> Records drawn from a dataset
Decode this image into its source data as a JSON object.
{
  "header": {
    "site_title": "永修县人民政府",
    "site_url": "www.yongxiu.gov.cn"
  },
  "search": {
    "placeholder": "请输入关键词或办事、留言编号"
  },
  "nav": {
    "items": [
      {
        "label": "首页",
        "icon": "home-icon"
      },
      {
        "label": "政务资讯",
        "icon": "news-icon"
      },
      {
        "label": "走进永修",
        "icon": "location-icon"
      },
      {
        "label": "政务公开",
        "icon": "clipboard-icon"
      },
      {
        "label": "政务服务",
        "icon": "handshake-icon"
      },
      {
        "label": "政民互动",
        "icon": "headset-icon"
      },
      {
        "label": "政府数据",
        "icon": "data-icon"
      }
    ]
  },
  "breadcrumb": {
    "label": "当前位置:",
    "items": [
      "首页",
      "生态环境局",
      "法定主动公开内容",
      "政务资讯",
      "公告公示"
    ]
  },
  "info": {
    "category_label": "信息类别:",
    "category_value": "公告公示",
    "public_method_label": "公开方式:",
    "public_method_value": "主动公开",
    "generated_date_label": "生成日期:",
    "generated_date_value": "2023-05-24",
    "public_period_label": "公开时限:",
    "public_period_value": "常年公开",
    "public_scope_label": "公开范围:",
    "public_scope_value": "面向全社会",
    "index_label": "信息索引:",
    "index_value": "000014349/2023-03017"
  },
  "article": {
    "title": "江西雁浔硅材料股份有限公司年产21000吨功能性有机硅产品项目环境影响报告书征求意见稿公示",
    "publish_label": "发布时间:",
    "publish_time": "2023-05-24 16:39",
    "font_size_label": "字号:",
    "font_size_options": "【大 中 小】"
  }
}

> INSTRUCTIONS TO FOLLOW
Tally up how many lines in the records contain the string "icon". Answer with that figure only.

> EXERCISE OUTPUT
7